On TSN radio last week, Jeff O'Neill shared his opinion on Carter's decision to attend his graduation at the University of North Carolina in the morning of Game 7 against the 76ers. "He also got on a chartered plane and went to graduation the day of a Game 7 in the playoffs, which is completely ridiculous," O'Neill said, echoing the opinions of many people who thought it was a poor decision on Carter's part on the day of the biggest game in franchise history.

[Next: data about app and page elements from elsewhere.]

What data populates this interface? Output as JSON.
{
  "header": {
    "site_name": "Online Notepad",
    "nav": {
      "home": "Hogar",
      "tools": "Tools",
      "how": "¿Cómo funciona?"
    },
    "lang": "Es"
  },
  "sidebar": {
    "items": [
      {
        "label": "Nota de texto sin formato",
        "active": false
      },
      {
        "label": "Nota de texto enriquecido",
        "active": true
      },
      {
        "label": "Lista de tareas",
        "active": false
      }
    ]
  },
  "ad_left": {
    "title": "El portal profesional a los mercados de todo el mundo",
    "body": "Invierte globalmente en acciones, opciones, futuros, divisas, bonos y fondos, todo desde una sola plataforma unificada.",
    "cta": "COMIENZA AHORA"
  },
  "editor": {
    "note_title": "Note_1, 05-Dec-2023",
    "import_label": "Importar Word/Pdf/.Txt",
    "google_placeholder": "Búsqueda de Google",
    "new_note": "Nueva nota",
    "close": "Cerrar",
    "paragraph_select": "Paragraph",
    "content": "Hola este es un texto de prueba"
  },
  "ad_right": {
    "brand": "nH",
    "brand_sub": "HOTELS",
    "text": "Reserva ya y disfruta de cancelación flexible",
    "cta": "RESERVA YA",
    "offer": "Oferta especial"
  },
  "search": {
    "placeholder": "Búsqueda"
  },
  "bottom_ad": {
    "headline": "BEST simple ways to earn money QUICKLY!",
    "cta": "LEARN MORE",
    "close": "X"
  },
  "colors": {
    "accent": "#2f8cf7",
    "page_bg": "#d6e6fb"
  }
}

I've gone back and forth on whether we should be upset at Carter for what people believe was a choice that put his Game 7 performance in jeopardy. Perhaps he would have had a better game if he just went by his regular routine (Carter played all 48 minutes in Game 7, shooting 6-for-18 from the field and finishing with 20 points), but conflating Vince's decision to attend his graduation with the result of the game seems like a slippery slope, too.
But there are people who think his potential game-winning shot would have gone in if he didn't attend a graduation in the morning, to which I say congrats to Vince for caring about his education and cherishing an important life moment.

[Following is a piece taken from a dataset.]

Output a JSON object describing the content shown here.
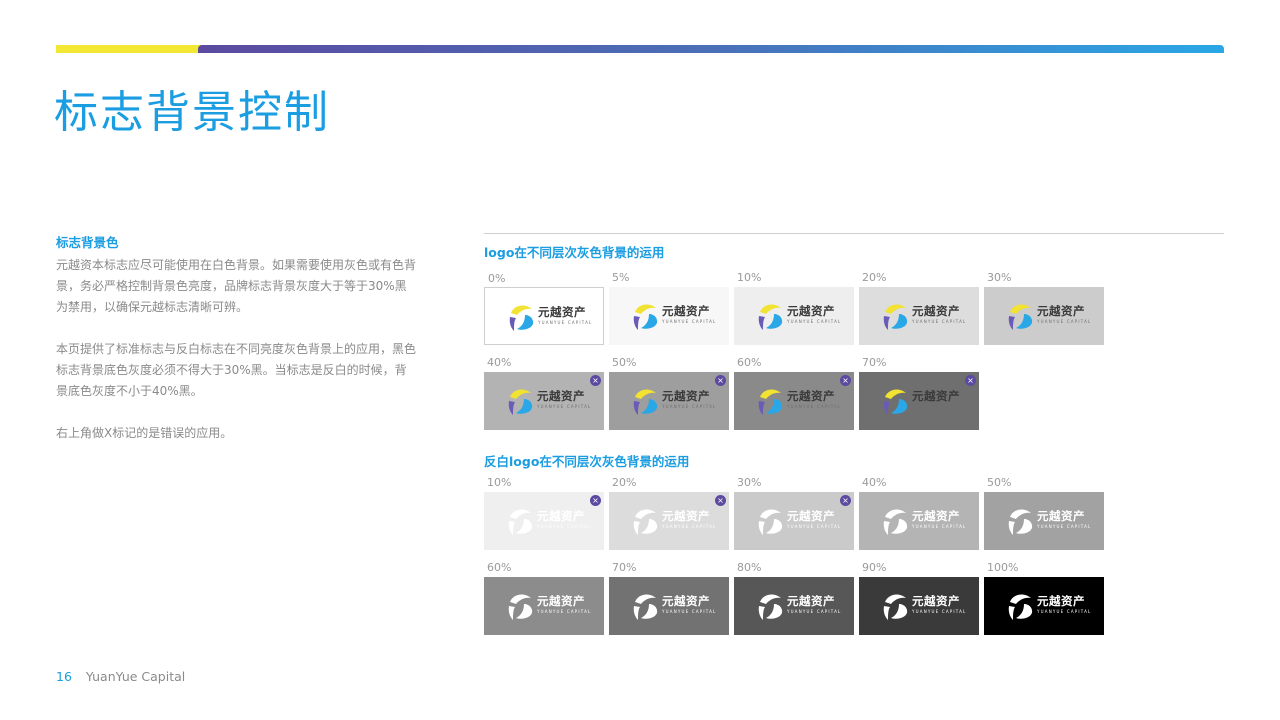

True or false: We should forgive Carter for how his tenure in Toronto ended
By the time the 2004-05 season rolled around, the Raptors were coming off back-to-back seasons out of the playoffs and after the firing of Lenny Wilkens and the failed one-year experiment of Kevin O'Neill has head coach, Carter was on his third head coach in as many seasons in Sam Mitchell. The feel-good vibes of the 2001 playoff run was long gone. Carter was with a team in transition, and, like many superstars in this league, wanted to be in a better situation in the prime of his career.

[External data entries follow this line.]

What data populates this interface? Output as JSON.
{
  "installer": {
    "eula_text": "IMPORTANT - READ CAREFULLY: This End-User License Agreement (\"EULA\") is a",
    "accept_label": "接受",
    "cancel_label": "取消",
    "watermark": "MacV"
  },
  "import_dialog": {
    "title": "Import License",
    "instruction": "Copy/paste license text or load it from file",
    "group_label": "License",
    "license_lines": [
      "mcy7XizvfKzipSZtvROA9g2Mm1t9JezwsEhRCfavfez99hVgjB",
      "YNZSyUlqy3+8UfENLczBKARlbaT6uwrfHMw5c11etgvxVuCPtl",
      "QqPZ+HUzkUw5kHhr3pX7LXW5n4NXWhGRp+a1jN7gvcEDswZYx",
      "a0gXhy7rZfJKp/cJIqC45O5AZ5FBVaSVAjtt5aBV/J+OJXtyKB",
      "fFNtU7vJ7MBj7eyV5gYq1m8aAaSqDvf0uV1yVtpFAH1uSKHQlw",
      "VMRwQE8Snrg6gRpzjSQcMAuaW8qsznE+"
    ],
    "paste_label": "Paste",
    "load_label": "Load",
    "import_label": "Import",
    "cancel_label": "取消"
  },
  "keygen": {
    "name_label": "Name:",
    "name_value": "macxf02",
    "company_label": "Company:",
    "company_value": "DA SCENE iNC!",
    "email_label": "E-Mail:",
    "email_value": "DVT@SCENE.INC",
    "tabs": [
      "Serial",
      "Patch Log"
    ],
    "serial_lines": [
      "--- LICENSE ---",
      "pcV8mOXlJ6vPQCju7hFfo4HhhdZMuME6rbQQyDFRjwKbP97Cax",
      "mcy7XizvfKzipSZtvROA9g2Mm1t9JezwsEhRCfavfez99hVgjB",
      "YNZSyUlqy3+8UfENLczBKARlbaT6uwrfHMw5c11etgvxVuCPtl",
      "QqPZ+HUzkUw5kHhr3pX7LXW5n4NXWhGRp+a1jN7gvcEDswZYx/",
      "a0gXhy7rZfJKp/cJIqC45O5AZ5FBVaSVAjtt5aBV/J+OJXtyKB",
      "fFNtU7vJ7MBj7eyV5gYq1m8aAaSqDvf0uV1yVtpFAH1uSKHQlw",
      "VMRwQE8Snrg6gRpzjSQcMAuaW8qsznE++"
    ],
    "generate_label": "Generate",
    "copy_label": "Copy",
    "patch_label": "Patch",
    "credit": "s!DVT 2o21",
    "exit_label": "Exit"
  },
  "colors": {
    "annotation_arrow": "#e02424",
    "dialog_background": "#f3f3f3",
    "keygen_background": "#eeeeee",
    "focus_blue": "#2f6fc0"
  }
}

Still, there was plenty to dislike about Carter's departure in a trade to the New Jersey Nets early in the 2004-05 season. He declared to the media that he was done with dunking (which was not the case after he joined New Jersey), and might have tipped the Seattle Supersonics off about a late-game play call. Carter did not help in shaping the perception that he was just another petulant brat who wanted his way when things went bad, but he also wasn't the first one to hold a franchise hostage because of the power superstars wield in this league. Time heals all wounds, well most of them, so while the departure was ugly, it shouldn't overshadow all the great moments Carter had in Toronto.
Verdict: Somewhere in the middle
True or false: The Raptors should make Carter's number the first one to be retired in franchise history
On the same TSN radio segment referenced above, the host of the show suggested that the first number the Raptors retire should be DeMar DeRozan's. His rationale: DeRozan is the complete opposite of Carter. He's worked for everything, he wants to be a Raptor for life, he's always loved it here, he's an unassuming guy and he's actually won, whereas Carter was only part of a team that won one five-game playoff series.
OK, first of all, we really need to pump the brakes about embracing athletes in Toronto because they want to be here. People want to be in Toronto not because of just the city, or because they want to wear the pride of playing in Canada as an emblem on their chest. They want to be here because they're playing for a team that is contending and for a franchise willing to pay max money for their best players. Those things matter, and it matters just the same in Toronto as anywhere else.
DeRozan is well on his way to being one of the best Raptors of all time, but let's not forget about the OG of this shit. Carter's impact on putting the Raptors on the map cannot be stated enough. For that reason alone, it makes perfect sense for him to be the first number retired.
True or false: Carter is the greatest Raptor of all time
DeRozan or Kyle Lowry might eventually make the case for this spot, especially if they lead Toronto to a Finals appearance at some point during their tenure here, but as it stands, even with the brief period of playoff excellence, and the sour taste of his exit, Carter was the last great superstar to play in a Raptors uniform, and is still the greatest player the franchise has ever had.
For all the reasons listed above, it's why there shouldn't be questions about whether Carter should be the first number retired by the Raptors, but just a question of when.